Feed your plants! Plant food, compost, whatever you want! BUT JUST FEED YOUR PLANTS! There isn’t a lot of soil in those pots, and the plants need a lot of nutrients to grow! I like to use and organic (liquid) plant food, that I treat my plants to every one or two weeks depending on how well they are growing, or what they are (heavy fruiting plants need more than leafy plants). I grow strawberries on my patio, and I make sure that they get strawberry food (its a real thing!), as this helps them to grow, even in the small pots.
Plant things that you wouldn’t plant in your big garden. For example, in my kitchen garden, I grow wheatgrass, because it works better in a tray, and its good for it to be nice and easy on hand. Get creative and think outside the (planter) box.
Plant “cut and come again” plants. These are plants that you literally take a couple of leaves off, and then you can come back to them again later and take a few more leaves off. You don’t have to harvest the whole thing at once. In my small garden, I like to plant lettuces, spinach, kale and swiss chard, as they are fast growing, but they are also very handy and useful plants in terms of eating.
Have a few flowers in your small potted garden. Having some flowers will help to attract the good bugs, and may even help to keep the bad ones away (depending on what you plant). It is very important to make sure that your little garden (or big) is getting pollinated, and if no bees do it, make sure that you do it for the plant (depending on what plant it is!) because that is important in the growing stage for some plants!
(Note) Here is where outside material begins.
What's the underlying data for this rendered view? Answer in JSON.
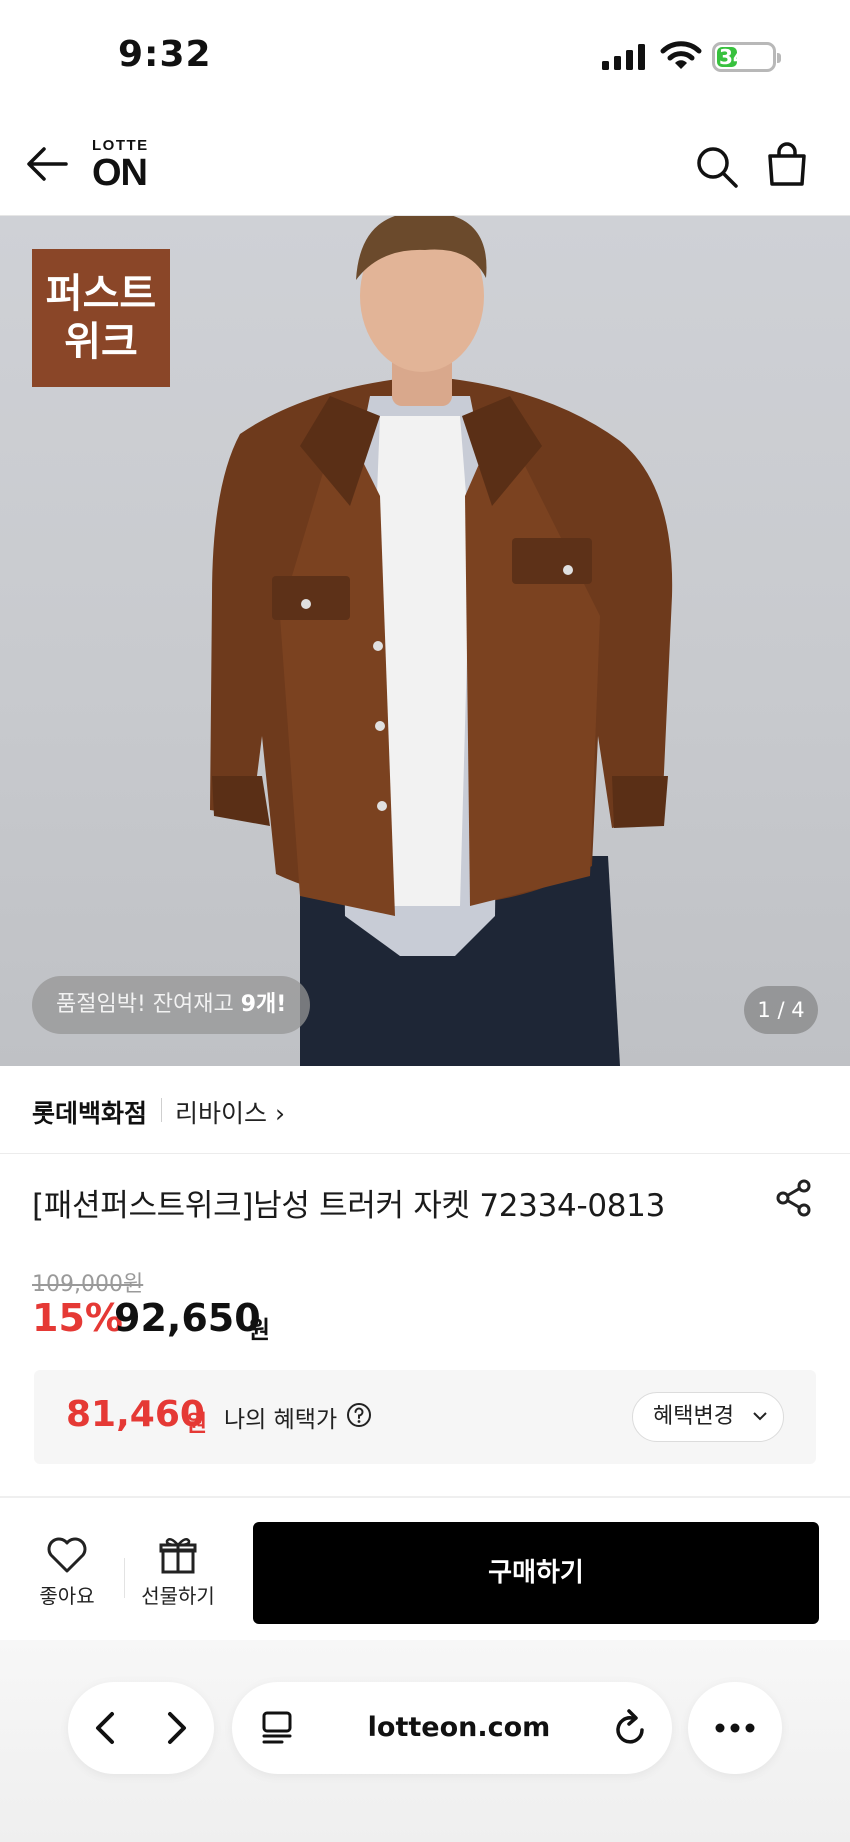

Move your plants around. For two reasons. The first reason is to create companion planting. Putting some plants next to others is a good thing (for example tomatoes and basil), they enhance one anothers flavour while growing, whereas putting tomato and cabbage next to one another is bad and stunts growth. So move those babies around to get the best possible growing happening. Secondly, move them around to get the best sunshine for the plant. If you are like me, your planting area isn’t in the sun all the time, so move those babies around a couple of days a week so that they can soak up some nice rays. They will thank you for it in beautiful vegetables.
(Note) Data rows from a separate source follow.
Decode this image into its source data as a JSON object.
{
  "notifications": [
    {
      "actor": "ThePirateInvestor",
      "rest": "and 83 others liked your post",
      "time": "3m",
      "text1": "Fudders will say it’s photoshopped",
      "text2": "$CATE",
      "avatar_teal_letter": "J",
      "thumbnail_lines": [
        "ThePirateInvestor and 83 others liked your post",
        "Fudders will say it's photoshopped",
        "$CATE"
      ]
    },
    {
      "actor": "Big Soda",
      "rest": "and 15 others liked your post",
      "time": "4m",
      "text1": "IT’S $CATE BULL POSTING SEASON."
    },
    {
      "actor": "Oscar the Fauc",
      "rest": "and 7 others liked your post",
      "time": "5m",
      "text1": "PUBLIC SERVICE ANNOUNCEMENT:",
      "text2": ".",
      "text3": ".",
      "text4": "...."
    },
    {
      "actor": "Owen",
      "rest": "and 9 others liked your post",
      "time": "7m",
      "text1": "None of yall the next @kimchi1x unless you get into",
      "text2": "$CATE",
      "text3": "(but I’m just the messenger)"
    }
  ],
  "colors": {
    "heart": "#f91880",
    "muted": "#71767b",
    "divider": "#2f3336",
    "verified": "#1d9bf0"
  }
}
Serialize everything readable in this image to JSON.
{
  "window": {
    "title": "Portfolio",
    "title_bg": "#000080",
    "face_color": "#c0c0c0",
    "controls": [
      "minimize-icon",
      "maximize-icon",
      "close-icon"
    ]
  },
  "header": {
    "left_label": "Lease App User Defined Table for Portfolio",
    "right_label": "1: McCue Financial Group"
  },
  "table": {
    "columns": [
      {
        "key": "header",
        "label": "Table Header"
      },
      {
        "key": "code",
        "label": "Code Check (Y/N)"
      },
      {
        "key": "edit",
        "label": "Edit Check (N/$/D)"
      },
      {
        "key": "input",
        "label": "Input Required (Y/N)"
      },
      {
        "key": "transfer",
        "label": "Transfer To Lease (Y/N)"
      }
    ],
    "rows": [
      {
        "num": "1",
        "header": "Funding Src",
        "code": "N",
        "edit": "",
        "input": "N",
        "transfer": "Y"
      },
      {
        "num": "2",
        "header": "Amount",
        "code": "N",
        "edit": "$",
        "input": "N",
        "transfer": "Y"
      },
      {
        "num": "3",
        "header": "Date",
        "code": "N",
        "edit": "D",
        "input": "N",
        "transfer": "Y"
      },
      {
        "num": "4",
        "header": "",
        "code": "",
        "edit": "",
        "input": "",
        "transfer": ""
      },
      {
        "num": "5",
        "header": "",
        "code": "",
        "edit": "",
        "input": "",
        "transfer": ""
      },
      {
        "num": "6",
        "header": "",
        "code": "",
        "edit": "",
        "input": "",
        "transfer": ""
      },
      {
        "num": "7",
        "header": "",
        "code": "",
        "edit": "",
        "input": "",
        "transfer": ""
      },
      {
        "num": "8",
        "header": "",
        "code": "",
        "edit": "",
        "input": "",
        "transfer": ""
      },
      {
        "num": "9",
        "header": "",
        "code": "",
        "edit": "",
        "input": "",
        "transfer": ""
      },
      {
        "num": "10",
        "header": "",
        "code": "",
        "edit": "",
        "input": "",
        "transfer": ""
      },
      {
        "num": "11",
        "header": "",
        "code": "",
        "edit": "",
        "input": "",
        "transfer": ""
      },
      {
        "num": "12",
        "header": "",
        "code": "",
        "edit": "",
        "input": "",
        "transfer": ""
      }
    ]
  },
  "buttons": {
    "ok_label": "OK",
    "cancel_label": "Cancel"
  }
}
Start small, and increase. You don’t need to have 50 pots of varying varieties of vegetables the first day of your garden. I started with two pots, and slowly but surely I kept adding and collecting, and now I have many random containers, and some random plants. If you start small, its easier for you to manage, and make sure that those vegetables are getting the love they deserve. Add a few more to your collection every couple of weeks or so. This leads to the final tip…
You can increase the container size if you want. Say you planted a tomato plant in a small pot, but now it seems that it is just getting too big for that pot, well never fear, buy a slightly bigger (or much bigger if you are super keen) container, and just move your little friend into a bigger home. Plants will only grow until their roots can’t grow no more, so the bigger the space for roots, the bigger your plant will be. And once you’ve moved that plant into a bigger container, you have a spare container to start something else in. Its like the circle of life. Only different.
But most importantly HAVE FUN!! And remember, you are only limited by your imagination, so get out there are get creating your own little piece of vegetable paradise.